Still just about time to pull together a homemade advent calendar and start up some lovely family traditions in the run up to Christmas. If you saw our Homemade Advent Calendars blog post a few days ago, you'll have seen that we've put together a "Kids Christmas" board of images on Pinterest which includes some great advent calendar ideas.
I particularly like the idea of filling the advent calendar with activity cards giving an invitation to a special outing or event that will happen that day, or a little inexpensive gift that is an activity in itself, such as a craft kit. In sitting down to help them with it, it will encourage you to take time out too!
If you're looking for ideas, I've just spotted that yesterday on the Sister's Guild blog they put together a great list of 33 suggestions for such tradition-building activities and small gifts suitable for advent calendars. There's plenty of inspiration here, ranging from simple craft projects like making paper chains and paper snowflakes to invitations for trips out to see Santa Claus, go ice-skating or to the Cinema. A few more ideas I can think of are below, and a quick internet search will yield still more.
You could make the "invitations" and ideas look festive simply by sticking a typed label onto green or gold card or print onto festive paper. The ones below are printed onto recycled brown paper and simply decorated with a piece of Christmas tape and twine. They're from noodle-head.com, where there's a free printable to use (which is full of good ideas too!)
My random thoughts:
1) Give the craft materials needed to make a stand-up Father Christmas, Snowman or Angel, based on a toilet roll and some coloured felt.
2) Provide card and glitter to make Stars or other decorations for the Christmas Tree.
3) On the day you're going to decorate the Christmas Tree, invite your child to help. You could put a clue in the calendar to find the decorations you'd like them to hang or give them their own special decoration each year.
4) If you hang fairy lights inside or have outdoor lights, invite them to your very own "turning on the lights" festivities. Play some Christmas songs, have a countdown and celebrate with a cup of hot chocolate or other treat.
5) Give some marshmallows and allow your child to stay up late to toast them with you.
6) Pick up cheap Christmas craft kits, stickers or card games. "Make a Christmas Tree" packs, Christmas Stickers and Christmas Snap were all half price in the Early Learning Centre last week, and they're the sort of thing discount stores excel at.
7) A visit to a carol concert or nativity play, written as an invitation, particularly if a sibling has a starring role.
8) A visit to town to see the lights-on festivities (if scheduled for December rather than November).

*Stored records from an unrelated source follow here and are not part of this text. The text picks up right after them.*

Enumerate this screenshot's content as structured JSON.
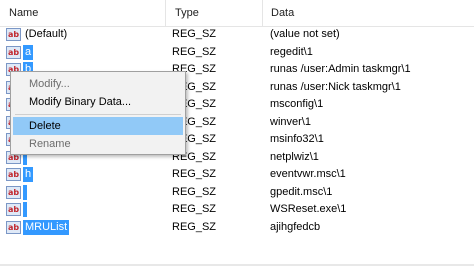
{
  "columns": {
    "name": "Name",
    "type": "Type",
    "data": "Data"
  },
  "rows": [
    {
      "icon": "ab",
      "name": "(Default)",
      "type": "REG_SZ",
      "data": "(value not set)"
    },
    {
      "icon": "ab",
      "name": "a",
      "type": "REG_SZ",
      "data": "regedit\\1"
    },
    {
      "icon": "ab",
      "name": "b",
      "type": "REG_SZ",
      "data": "runas /user:Admin taskmgr\\1"
    },
    {
      "icon": "ab",
      "name": "",
      "type": "REG_SZ",
      "data": "runas /user:Nick taskmgr\\1"
    },
    {
      "icon": "ab",
      "name": "",
      "type": "REG_SZ",
      "data": "msconfig\\1"
    },
    {
      "icon": "ab",
      "name": "",
      "type": "REG_SZ",
      "data": "winver\\1"
    },
    {
      "icon": "ab",
      "name": "",
      "type": "REG_SZ",
      "data": "msinfo32\\1"
    },
    {
      "icon": "ab",
      "name": "",
      "type": "REG_SZ",
      "data": "netplwiz\\1"
    },
    {
      "icon": "ab",
      "name": "h",
      "type": "REG_SZ",
      "data": "eventvwr.msc\\1"
    },
    {
      "icon": "ab",
      "name": "",
      "type": "REG_SZ",
      "data": "gpedit.msc\\1"
    },
    {
      "icon": "ab",
      "name": "",
      "type": "REG_SZ",
      "data": "WSReset.exe\\1"
    },
    {
      "icon": "ab",
      "name": "MRUList",
      "type": "REG_SZ",
      "data": "ajihgfedcb"
    }
  ],
  "context_menu": {
    "items": [
      {
        "label": "Modify...",
        "disabled": true,
        "highlighted": false
      },
      {
        "label": "Modify Binary Data...",
        "disabled": false,
        "highlighted": false
      },
      {
        "label": "Delete",
        "disabled": false,
        "highlighted": true
      },
      {
        "label": "Rename",
        "disabled": true,
        "highlighted": false
      }
    ]
  },
  "colors": {
    "selection": "#3399ff",
    "menu_highlight": "#91c9f7",
    "menu_bg": "#f2f2f2"
  }
}
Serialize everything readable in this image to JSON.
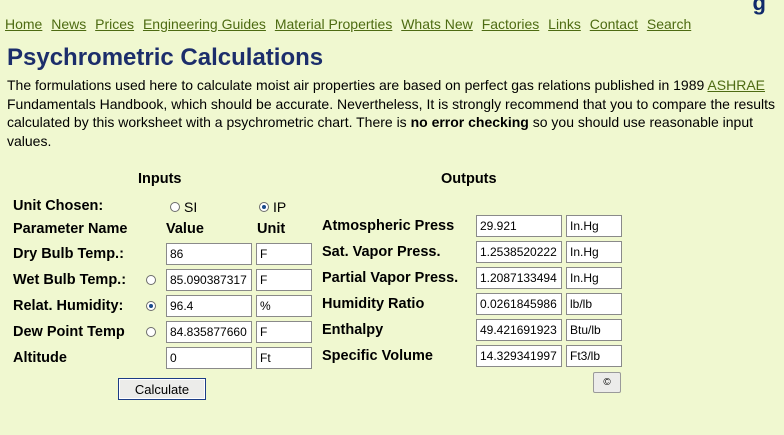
{
  "nav": [
    "Home",
    "News",
    "Prices",
    "Engineering Guides",
    "Material Properties",
    "Whats New",
    "Factories",
    "Links",
    "Contact",
    "Search"
  ],
  "corner_mark": "g",
  "title": "Psychrometric Calculations",
  "intro": {
    "before": "The formulations used here to calculate moist air properties are based on perfect gas relations published in 1989 ",
    "link": "ASHRAE",
    "middle": " Fundamentals Handbook, which should be accurate. Nevertheless, It is strongly recommend that you to compare the results calculated by this worksheet with a psychrometric chart. There is ",
    "bold": "no error checking",
    "after": " so you should use reasonable input values."
  },
  "inputs": {
    "heading": "Inputs",
    "unit_chosen_label": "Unit Chosen:",
    "unit_si": "SI",
    "unit_ip": "IP",
    "selected_unit": "IP",
    "col_param": "Parameter Name",
    "col_value": "Value",
    "col_unit": "Unit",
    "dry_bulb": {
      "label": "Dry Bulb Temp.:",
      "value": "86",
      "unit": "F"
    },
    "wet_bulb": {
      "label": "Wet Bulb Temp.:",
      "value": "85.090387317",
      "unit": "F",
      "selected": false
    },
    "humidity": {
      "label": "Relat. Humidity:",
      "value": "96.4",
      "unit": "%",
      "selected": true
    },
    "dew_point": {
      "label": "Dew Point Temp",
      "value": "84.835877660",
      "unit": "F",
      "selected": false
    },
    "altitude": {
      "label": "Altitude",
      "value": "0",
      "unit": "Ft"
    },
    "calculate_label": "Calculate"
  },
  "outputs": {
    "heading": "Outputs",
    "atm_press": {
      "label": "Atmospheric Press",
      "value": "29.921",
      "unit": "In.Hg"
    },
    "sat_vapor": {
      "label": "Sat. Vapor Press.",
      "value": "1.2538520222",
      "unit": "In.Hg"
    },
    "partial_vapor": {
      "label": "Partial Vapor Press.",
      "value": "1.2087133494",
      "unit": "In.Hg"
    },
    "humidity_ratio": {
      "label": "Humidity Ratio",
      "value": "0.0261845986",
      "unit": "lb/lb"
    },
    "enthalpy": {
      "label": "Enthalpy",
      "value": "49.421691923",
      "unit": "Btu/lb"
    },
    "specific_volume": {
      "label": "Specific Volume",
      "value": "14.329341997",
      "unit": "Ft3/lb"
    },
    "copyright_label": "©"
  }
}
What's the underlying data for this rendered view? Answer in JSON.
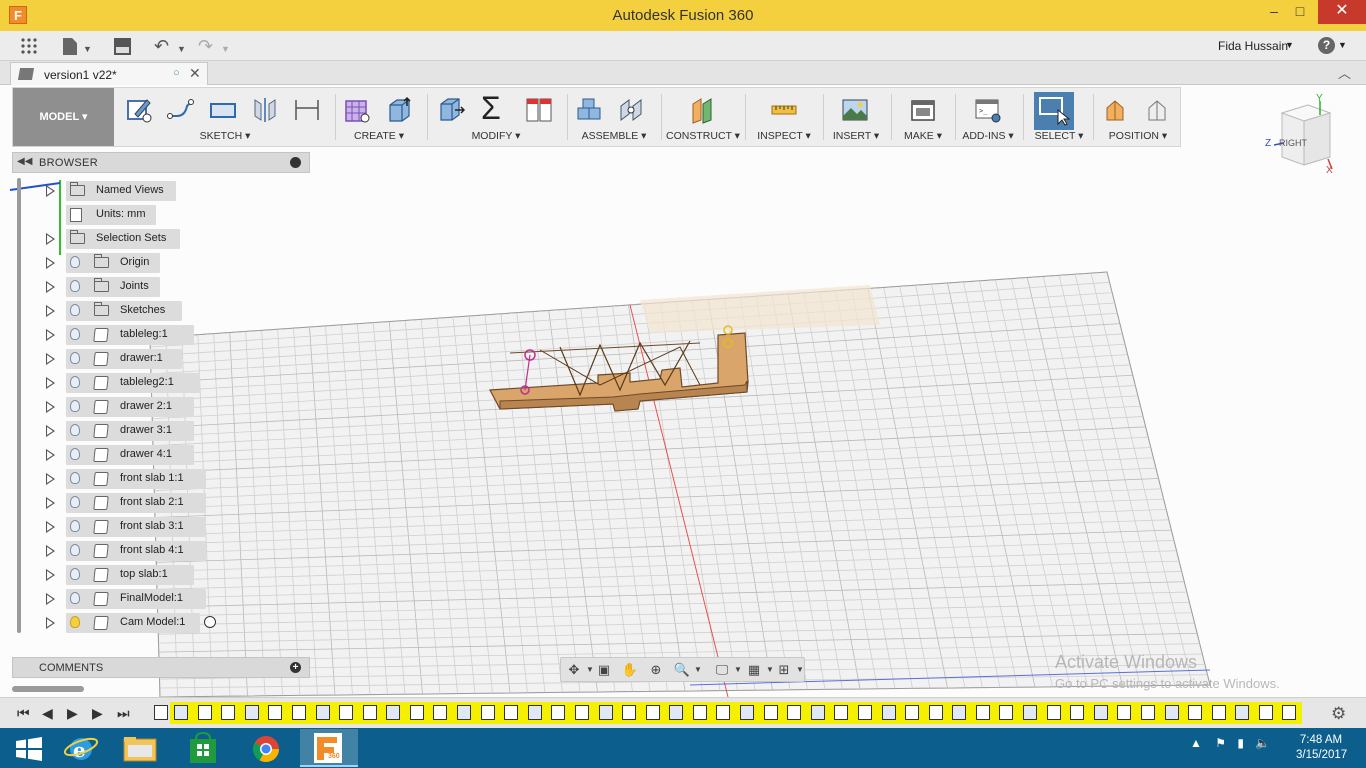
{
  "window": {
    "title": "Autodesk Fusion 360",
    "logo_letter": "F",
    "minimize": "–",
    "maximize": "□",
    "close": "✕"
  },
  "appbar": {
    "user_name": "Fida Hussain",
    "help": "?"
  },
  "document_tab": {
    "label": "version1 v22*",
    "close": "✕"
  },
  "toolbar": {
    "workspace": "MODEL",
    "groups": [
      {
        "key": "sketch",
        "label": "SKETCH"
      },
      {
        "key": "create",
        "label": "CREATE"
      },
      {
        "key": "modify",
        "label": "MODIFY"
      },
      {
        "key": "assemble",
        "label": "ASSEMBLE"
      },
      {
        "key": "construct",
        "label": "CONSTRUCT"
      },
      {
        "key": "inspect",
        "label": "INSPECT"
      },
      {
        "key": "insert",
        "label": "INSERT"
      },
      {
        "key": "make",
        "label": "MAKE"
      },
      {
        "key": "addins",
        "label": "ADD-INS"
      },
      {
        "key": "select",
        "label": "SELECT"
      },
      {
        "key": "position",
        "label": "POSITION"
      }
    ]
  },
  "browser": {
    "title": "BROWSER",
    "items": [
      {
        "label": "Named Views",
        "kind": "folder",
        "bulb": false
      },
      {
        "label": "Units: mm",
        "kind": "doc",
        "bulb": false,
        "no_expander": true
      },
      {
        "label": "Selection Sets",
        "kind": "folder",
        "bulb": false
      },
      {
        "label": "Origin",
        "kind": "folder",
        "bulb": true
      },
      {
        "label": "Joints",
        "kind": "folder",
        "bulb": true
      },
      {
        "label": "Sketches",
        "kind": "folder",
        "bulb": true
      },
      {
        "label": "tableleg:1",
        "kind": "comp",
        "bulb": true
      },
      {
        "label": "drawer:1",
        "kind": "comp",
        "bulb": true
      },
      {
        "label": "tableleg2:1",
        "kind": "comp",
        "bulb": true
      },
      {
        "label": "drawer 2:1",
        "kind": "comp",
        "bulb": true
      },
      {
        "label": "drawer 3:1",
        "kind": "comp",
        "bulb": true
      },
      {
        "label": "drawer 4:1",
        "kind": "comp",
        "bulb": true
      },
      {
        "label": "front slab 1:1",
        "kind": "comp",
        "bulb": true
      },
      {
        "label": "front slab 2:1",
        "kind": "comp",
        "bulb": true
      },
      {
        "label": "front slab 3:1",
        "kind": "comp",
        "bulb": true
      },
      {
        "label": "front slab 4:1",
        "kind": "comp",
        "bulb": true
      },
      {
        "label": "top slab:1",
        "kind": "comp",
        "bulb": true
      },
      {
        "label": "FinalModel:1",
        "kind": "asm",
        "bulb": true
      },
      {
        "label": "Cam Model:1",
        "kind": "asm",
        "bulb": true,
        "bulb_on": true,
        "radio": true
      }
    ]
  },
  "comments": {
    "title": "COMMENTS",
    "add": "+"
  },
  "viewcube": {
    "face": "RIGHT",
    "axis_y": "Y",
    "axis_z": "Z",
    "axis_x": "X"
  },
  "watermark": {
    "title": "Activate Windows",
    "subtitle": "Go to PC settings to activate Windows."
  },
  "timeline": {
    "feature_count": 48
  },
  "taskbar": {
    "fusion_badge": "360",
    "time": "7:48 AM",
    "date": "3/15/2017"
  },
  "colors": {
    "title_bar": "#f4d03f",
    "model_wood": "#d9a56a",
    "timeline_track": "#f4f000",
    "taskbar": "#0c5f8c",
    "close_button": "#c7392b",
    "select_active": "#4a7fb0"
  }
}
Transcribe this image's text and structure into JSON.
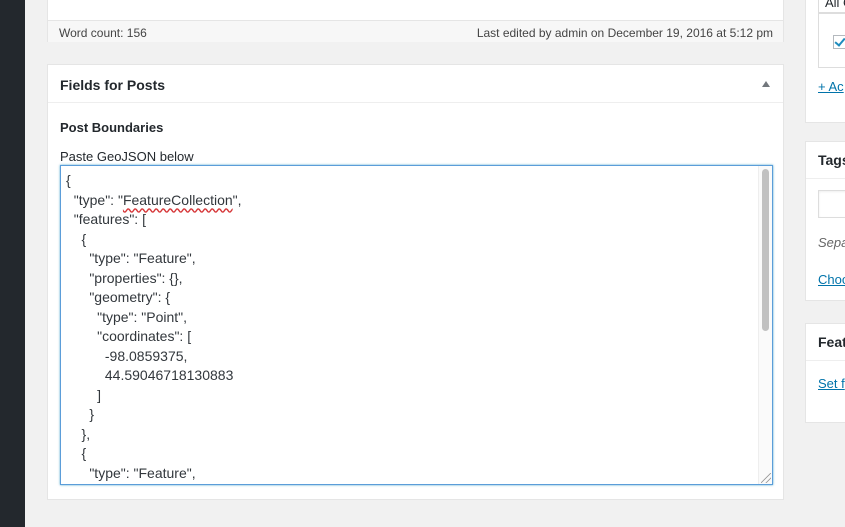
{
  "editor_footer": {
    "word_count": "Word count: 156",
    "last_edited": "Last edited by admin on December 19, 2016 at 5:12 pm"
  },
  "fields_box": {
    "title": "Fields for Posts",
    "field_label": "Post Boundaries",
    "instructions": "Paste GeoJSON below",
    "geojson_lines": [
      "{",
      "  \"type\": \"FeatureCollection\",",
      "  \"features\": [",
      "    {",
      "      \"type\": \"Feature\",",
      "      \"properties\": {},",
      "      \"geometry\": {",
      "        \"type\": \"Point\",",
      "        \"coordinates\": [",
      "          -98.0859375,",
      "          44.59046718130883",
      "        ]",
      "      }",
      "    },",
      "    {",
      "      \"type\": \"Feature\","
    ]
  },
  "sidebar": {
    "categories_tab": "All C",
    "add_category": "+ Ac",
    "tags_title": "Tags",
    "tags_hint": "Sepa",
    "tags_link": "Choo",
    "featured_title": "Feat",
    "featured_link": "Set f"
  },
  "colors": {
    "admin_bar": "#23282d",
    "focus_border": "#5b9dd9",
    "link": "#0073aa",
    "spellcheck": "#d63638"
  }
}
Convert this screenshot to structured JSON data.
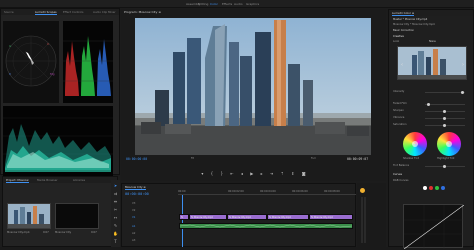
{
  "topbar": {
    "workspaces": [
      "Assembly",
      "Editing",
      "Color",
      "Effects",
      "Audio",
      "Graphics"
    ],
    "active_workspace": "Color"
  },
  "scopes": {
    "tabs": [
      "Source",
      "Lumetri Scopes",
      "Effect Controls",
      "Audio Clip Mixer"
    ],
    "active_tab": "Lumetri Scopes"
  },
  "monitor": {
    "title": "Program: Moscow City ≡",
    "timecode_current": "00:00:00:00",
    "timecode_duration": "00:00:09:07",
    "fit": "Fit",
    "quality": "Full",
    "transport_icons": [
      "marker",
      "in-point",
      "out-point",
      "go-to-in",
      "step-back",
      "play",
      "step-forward",
      "go-to-out",
      "lift",
      "extract",
      "export-frame"
    ]
  },
  "project": {
    "tabs": [
      "Project: Moscow",
      "Media Browser",
      "Libraries"
    ],
    "active_tab": "Project: Moscow",
    "items": [
      {
        "name": "Moscow City.mp4",
        "duration": "9:07"
      },
      {
        "name": "Moscow City",
        "duration": "9:07"
      }
    ]
  },
  "timeline": {
    "title": "Moscow City ≡",
    "timecode": "00:00:00:00",
    "ruler": [
      "00:00",
      "00:00:02:00",
      "00:00:04:00",
      "00:00:06:00",
      "00:00:08:00"
    ],
    "tracks": [
      "V3",
      "V2",
      "V1",
      "A1",
      "A2",
      "A3"
    ],
    "video_clips": [
      "fx",
      "fx Moscow City.mp4",
      "fx Moscow City.mp4",
      "fx Moscow City.mp4",
      "fx Moscow City.mp4"
    ],
    "audio_clips": [
      "",
      "",
      ""
    ]
  },
  "lumetri": {
    "tabs": [
      "Lumetri Color ≡"
    ],
    "source": "Master * Moscow City.mp4",
    "sequence": "Moscow City * Moscow City.mp4",
    "sections": [
      "Basic Correction",
      "Creative",
      "Curves",
      "Color Wheels & Match",
      "HSL Secondary",
      "Vignette"
    ],
    "creative_label": "Look",
    "look_value": "None",
    "adjustments": [
      "Intensity",
      "Faded Film",
      "Sharpen",
      "Vibrance",
      "Saturation"
    ],
    "wheel_labels": [
      "Shadow Tint",
      "Highlight Tint"
    ],
    "tint_balance": "Tint Balance",
    "rgb_curves": "RGB Curves"
  },
  "colors": {
    "accent": "#3d8ff0",
    "clip_video": "#9a6dd0",
    "clip_audio": "#3b8d4a"
  }
}
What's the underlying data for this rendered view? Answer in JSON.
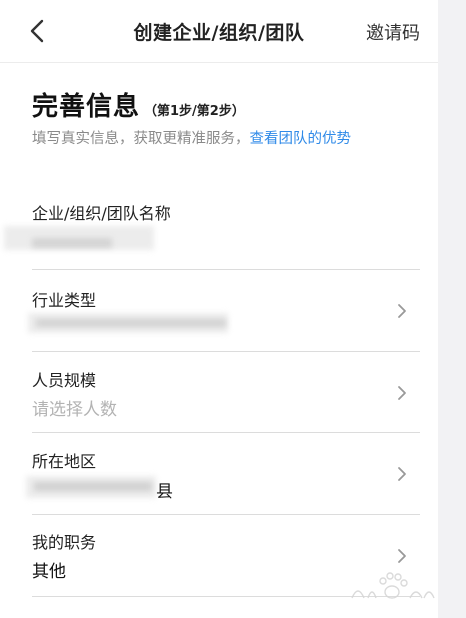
{
  "navbar": {
    "title": "创建企业/组织/团队",
    "right_action": "邀请码"
  },
  "heading": {
    "main": "完善信息",
    "step": "（第1步/第2步）"
  },
  "subtitle": {
    "text": "填写真实信息，获取更精准服务，",
    "link": "查看团队的优势"
  },
  "fields": {
    "org_name": {
      "label": "企业/组织/团队名称",
      "value": ""
    },
    "industry": {
      "label": "行业类型",
      "value": ""
    },
    "staff_size": {
      "label": "人员规模",
      "placeholder": "请选择人数"
    },
    "region": {
      "label": "所在地区",
      "value": "县"
    },
    "position": {
      "label": "我的职务",
      "value": "其他"
    }
  },
  "colors": {
    "link": "#2f8ae8",
    "placeholder": "#b3b3b3",
    "divider": "#dcdcdc"
  }
}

9) Start a tradition of making a Christmas picture each year, that you could frame and put up with the other decorations. You could provide a picture to colour in, or draw an outline and give the materials needed to make a collage or other crafted picture. Over a few years this would become a lovely showcase of their emerging artistic talent!
10) Provide a sheet of paper and a pen to write to Santa.
11) Nearer Christmas, a reply from Santa!
12) A pair of festive earrings or other festive jewellery, for older girls.
13) A cutter to make mince pies or biscuits, and then perhaps a visit to an elderly neighbour or relative to share your goodies.
14) Marzipan and food colouring, to spend a happy afternoon making fruit-shaped petit fours. Another day's activity could be to hand-make a festive box and wrap them in tissue to take to grandparents or other hosts of Christmas visits you're making.
15) Learn the nativity story.
16) Make your own "Santa Please Stop Here" sign to put in the window. Give the instructions in the advent calendar and provide the bits they'll need to make and decorate it.
17) Encourage them to think about others who are less fortunate at Christmas by getting their help with fulfilling a Christmas appeal. Many organisations ask for small gifts and donations at Christmas which your child could help with, perhaps by choosing a toy to give away or going with you to the supermarket if there's an appeal for food for hampers that will be given away. Or you could give them the money you might spend on buying a gift to donate to a children's hospice or hospital and go shopping together to get something, wrap it, and make a special trip to deliver it.
18) On Christmas Eve, a reminder to put out a mince pie for Santa and a carrot for Rudolph before they go off to bed...
Not long now...